A new bill which would make insurance companies pay for business interruption claims related to the COVID-19 pandemic could prompt a massive drop in the US stock market, some analysts warn.
The bill, dubbed the Pandemic Risk Insurance Act (PRIA), was proposed by Democrat Representative Maxine Waters. The PRIA has been modeled after a similar measure, the Terrorism Risk Insurance Act (TRIA), which capped the total amount insurers have to pay for claims related to a terrorist act at $100 billion per year. For every $100 billion, they pay out 20% of their direct earned premiums as a deductible, then pay 20% of the remaining amount in excess of this deductible. The government then pays the rest.
PRIA does not have a set cap yet, but it would likely have to be larger given the scale of the COVID-19 outbreak.
Regardless of the cap, analysts are concerned that the bill would endanger the stock market.
In an interview with The Financial Times, Mactavish CEO Bruce Hepburn warned that insurers could hold a “fire-sale” of stocks if there is a lack of support for the sector. He added that insurers in recent years had increased their riskier asset classes, as their traditional investments in low risk corporate and sovereign bonds returned low yields. The insurance and risk analytics chief executive also cautioned that the overall impact of COVID-19 on the insurance sector “could be more devastating than 9/11.”
Many major US insurers are also sizeable investors in the US stock market, such as Berkshire Hathaway.

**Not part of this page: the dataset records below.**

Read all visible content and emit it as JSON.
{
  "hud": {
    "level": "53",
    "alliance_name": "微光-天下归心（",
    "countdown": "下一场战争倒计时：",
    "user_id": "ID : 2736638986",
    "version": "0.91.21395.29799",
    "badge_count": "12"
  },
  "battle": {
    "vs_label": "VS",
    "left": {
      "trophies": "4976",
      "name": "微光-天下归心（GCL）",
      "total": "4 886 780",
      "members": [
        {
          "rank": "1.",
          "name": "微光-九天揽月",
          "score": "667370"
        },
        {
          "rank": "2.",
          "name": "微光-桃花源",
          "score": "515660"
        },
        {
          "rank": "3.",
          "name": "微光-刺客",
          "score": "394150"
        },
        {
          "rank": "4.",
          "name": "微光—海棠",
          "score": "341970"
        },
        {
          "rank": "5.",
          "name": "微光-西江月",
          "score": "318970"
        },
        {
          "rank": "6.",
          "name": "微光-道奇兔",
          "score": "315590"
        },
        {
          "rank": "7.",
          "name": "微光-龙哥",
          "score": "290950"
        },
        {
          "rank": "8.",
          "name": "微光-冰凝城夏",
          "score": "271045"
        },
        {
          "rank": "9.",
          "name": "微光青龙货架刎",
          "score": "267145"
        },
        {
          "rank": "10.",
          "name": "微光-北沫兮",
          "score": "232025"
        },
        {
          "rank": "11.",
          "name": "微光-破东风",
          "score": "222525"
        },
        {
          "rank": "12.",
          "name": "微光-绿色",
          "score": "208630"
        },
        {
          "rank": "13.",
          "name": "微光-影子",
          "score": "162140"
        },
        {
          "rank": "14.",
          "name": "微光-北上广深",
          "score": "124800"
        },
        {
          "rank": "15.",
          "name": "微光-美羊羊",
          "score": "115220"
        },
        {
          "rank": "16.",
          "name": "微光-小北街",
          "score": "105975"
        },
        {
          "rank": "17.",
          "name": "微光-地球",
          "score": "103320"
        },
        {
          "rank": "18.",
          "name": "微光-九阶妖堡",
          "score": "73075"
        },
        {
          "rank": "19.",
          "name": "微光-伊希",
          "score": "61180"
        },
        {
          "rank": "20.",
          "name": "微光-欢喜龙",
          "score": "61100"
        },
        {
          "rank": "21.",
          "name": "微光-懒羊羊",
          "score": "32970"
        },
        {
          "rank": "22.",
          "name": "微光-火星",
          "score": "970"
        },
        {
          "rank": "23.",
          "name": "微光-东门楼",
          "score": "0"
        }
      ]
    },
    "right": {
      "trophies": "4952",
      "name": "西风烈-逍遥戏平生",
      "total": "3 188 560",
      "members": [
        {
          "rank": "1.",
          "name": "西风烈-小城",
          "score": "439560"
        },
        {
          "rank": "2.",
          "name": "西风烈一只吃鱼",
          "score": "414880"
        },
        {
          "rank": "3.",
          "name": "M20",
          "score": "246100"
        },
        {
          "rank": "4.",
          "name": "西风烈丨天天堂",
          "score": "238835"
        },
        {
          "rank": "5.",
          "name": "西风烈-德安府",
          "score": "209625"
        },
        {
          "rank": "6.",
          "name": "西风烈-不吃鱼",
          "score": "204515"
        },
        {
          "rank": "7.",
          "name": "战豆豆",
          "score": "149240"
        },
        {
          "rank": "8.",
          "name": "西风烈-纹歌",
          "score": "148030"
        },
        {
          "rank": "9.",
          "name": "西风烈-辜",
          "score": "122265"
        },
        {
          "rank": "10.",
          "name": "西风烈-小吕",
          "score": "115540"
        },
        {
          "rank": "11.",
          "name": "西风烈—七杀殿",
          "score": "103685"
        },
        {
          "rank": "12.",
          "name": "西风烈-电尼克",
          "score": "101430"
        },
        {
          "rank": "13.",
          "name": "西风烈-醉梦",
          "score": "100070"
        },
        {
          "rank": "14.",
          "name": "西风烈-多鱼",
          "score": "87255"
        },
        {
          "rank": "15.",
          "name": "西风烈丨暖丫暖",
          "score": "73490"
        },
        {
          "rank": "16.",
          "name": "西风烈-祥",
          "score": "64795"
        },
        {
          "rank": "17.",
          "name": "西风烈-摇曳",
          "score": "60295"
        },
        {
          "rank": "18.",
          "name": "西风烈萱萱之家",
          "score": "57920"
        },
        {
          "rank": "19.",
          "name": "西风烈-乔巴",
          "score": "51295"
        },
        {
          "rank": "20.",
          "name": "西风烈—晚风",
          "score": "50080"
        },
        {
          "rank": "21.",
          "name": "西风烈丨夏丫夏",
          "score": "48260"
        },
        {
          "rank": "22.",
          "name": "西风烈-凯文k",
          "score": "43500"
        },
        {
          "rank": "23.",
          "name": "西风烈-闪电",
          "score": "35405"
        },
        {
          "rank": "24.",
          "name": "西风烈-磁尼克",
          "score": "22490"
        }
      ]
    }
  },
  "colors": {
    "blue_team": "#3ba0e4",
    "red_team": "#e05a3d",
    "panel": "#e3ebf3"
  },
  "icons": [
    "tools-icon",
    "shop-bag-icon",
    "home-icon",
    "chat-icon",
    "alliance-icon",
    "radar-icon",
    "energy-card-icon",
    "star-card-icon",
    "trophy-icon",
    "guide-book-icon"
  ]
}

According to CNBC, the insurer, as of April 06, 2020, had a stock portfolio worth about $166 billion.
CCN reported that if Berkshire Hathaway and other similar major insurers were forced to sell off their shares, the impact could be devastating. The news portal warned that the stock market could be looking at a repeat of what happened on March 12, 2020 – its worst day since 1987.